It’s kind of funny. . .when we started this blog back at the beginning of September, our attitude was that we were going to do this even if nobody ever read what we wrote. And then, after telling a few people who told a few more people, we found out that almost a dozen people were reading our blog—WOW, a dozen people! We were HOOKED! So, we kept on tasting and sampling and there were some days when four dozen people read our blog. Now, we aren’t braggin’ but this was getting pretty cool! The thought of a bunch of people who: A.) Liked or were interested in what we’ve been writing about to follow or B.) Stumbled upon the blog by sheer coincidence–and after a LOT of soul searching, we decided that ALL of our followers at that point were Type A readers! To those who started with us and have stayed with us—‘thank you’! To those that have joined us lately – welcome aboard.
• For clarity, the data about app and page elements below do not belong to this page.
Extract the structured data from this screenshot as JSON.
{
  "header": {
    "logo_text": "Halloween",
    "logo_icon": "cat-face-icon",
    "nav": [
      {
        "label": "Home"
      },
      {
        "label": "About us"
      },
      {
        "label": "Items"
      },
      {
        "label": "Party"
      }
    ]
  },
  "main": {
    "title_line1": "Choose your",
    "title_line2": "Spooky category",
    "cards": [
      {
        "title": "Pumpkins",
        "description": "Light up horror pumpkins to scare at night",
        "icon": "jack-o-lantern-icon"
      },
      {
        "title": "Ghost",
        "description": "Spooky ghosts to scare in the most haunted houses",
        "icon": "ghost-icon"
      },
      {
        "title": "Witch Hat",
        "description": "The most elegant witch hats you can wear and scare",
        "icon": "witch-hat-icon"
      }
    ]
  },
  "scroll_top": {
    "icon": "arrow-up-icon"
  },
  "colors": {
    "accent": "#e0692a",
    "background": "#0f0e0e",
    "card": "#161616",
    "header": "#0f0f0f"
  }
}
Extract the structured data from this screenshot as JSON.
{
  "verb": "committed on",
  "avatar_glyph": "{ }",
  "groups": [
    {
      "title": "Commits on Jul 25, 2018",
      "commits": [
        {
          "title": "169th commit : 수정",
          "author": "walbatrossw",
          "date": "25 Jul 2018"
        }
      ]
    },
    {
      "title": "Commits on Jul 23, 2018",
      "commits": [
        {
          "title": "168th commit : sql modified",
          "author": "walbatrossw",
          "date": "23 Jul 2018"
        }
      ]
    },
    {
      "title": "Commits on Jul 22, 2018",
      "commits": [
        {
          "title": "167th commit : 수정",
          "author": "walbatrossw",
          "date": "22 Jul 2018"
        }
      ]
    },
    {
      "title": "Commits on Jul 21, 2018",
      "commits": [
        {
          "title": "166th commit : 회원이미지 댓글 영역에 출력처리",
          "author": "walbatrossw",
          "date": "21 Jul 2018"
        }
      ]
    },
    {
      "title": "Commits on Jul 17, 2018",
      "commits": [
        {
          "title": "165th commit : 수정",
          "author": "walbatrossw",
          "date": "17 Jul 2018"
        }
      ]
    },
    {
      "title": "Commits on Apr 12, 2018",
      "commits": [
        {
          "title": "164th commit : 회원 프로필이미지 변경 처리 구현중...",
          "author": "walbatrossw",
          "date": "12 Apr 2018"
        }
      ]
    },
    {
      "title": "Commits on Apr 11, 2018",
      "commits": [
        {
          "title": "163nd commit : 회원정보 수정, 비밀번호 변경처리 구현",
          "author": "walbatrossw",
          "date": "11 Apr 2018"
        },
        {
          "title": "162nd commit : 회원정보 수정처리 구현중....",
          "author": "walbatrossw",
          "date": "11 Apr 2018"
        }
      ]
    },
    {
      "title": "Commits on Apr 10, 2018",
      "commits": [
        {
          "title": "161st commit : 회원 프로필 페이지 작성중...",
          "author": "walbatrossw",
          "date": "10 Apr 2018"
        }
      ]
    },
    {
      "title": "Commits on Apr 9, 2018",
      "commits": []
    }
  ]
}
So last night we blogged about the Peachy Canyon Petite Sirah–(sorry Peachy Canyon folks, Brian’s spelling is sometimes atrocious!) and today we had a nice comment from the folks at Peachy Canyon. Which was kind of cool. And, while we are glad that they liked out post, it reminded us about why we’re doing this blog–we want to write about wine. . .pure and simple. Wine is rapidly becoming a language of friendships–start talking about wine and you immediately find friends. Start talking about wine and regardless of age, there are people who want to share their stories, their tastings, their favorites, their passion for the same thing that motivated us to start this whole thing in the first place. We wanted to write about something that WE (as in Jean and Brian) are passionate about–WINE. We already know that we’ve written about some amazing wines and we also know that we’ve written about some pretty lousy wines. BUT, that’s a huge part of sampling wine–not everything is going to be a home run and not everything is going to be ‘rot gut’!
The good news for tonight is that we’ve gone back to Argentina–home of some amazing Malbecs–in the Mendoza region, which is home to some of the BEST Malbecs. We are tasting a 2011 Old Vine Malbec called Llama. This is a young wine but coming from vines producing fruit for almost 100 years is an indication that there might be something special going on in the bottle, AND there is. While the wine is young-you notice it immediately on the nose upon opening-give this wine some time to open up. Give it some air either with a Vinturi or by decanting it for 30-45 minutes. You’ll immediately be impressed by the rich dark color, the earthy nose combined with a leather and cedar aroma that for us was quite intoxicating. The taste was fruit – including plums, blackberries and a lot of spice that gives it much more life and body than you’d expect for such a young wine. Some of the Malbecs coming out of the Mendoza region of Argentina are nothing short of amazing, but like many wines, you’ll need to sample, taste and decide for yourself if it fits your flavor profile.
We liked this little wine. A sweet little find at World Market, this wine retails for just under $14 a bottle but if you’re a part of their wine club, you can enjoy this for as little as $12 a bottle–which if you’re looking for some nice wine for the holidays–this could fill your cart without breaking the bank! No, it’s not Peachy Canyon’s Petite Sirah–but, given a choice between Llama and some of the others we’ve written about in the past week, we’ll gladly stock our shelves with this one. Besides, Malbecs are becoming one of the hottest varietals in the states, so you may as well jump in at the beginning–it’s going to be a great ride.
As we wrap up a week, we pause to say thanks to all who stop to read what we write. It’s truly our love of wine that motivates us to try the 365 different wines in 365 days and, let’s face it, challenges are tough to step down from. . .so give this wine a try and we’ll keep on bringing you options. Thanks again to our friends at Peachy Canyon for their comments today.
With the start of the weekend on the horizon, please remember to enjoy your favorite wine responsibly and recycle whenever possible.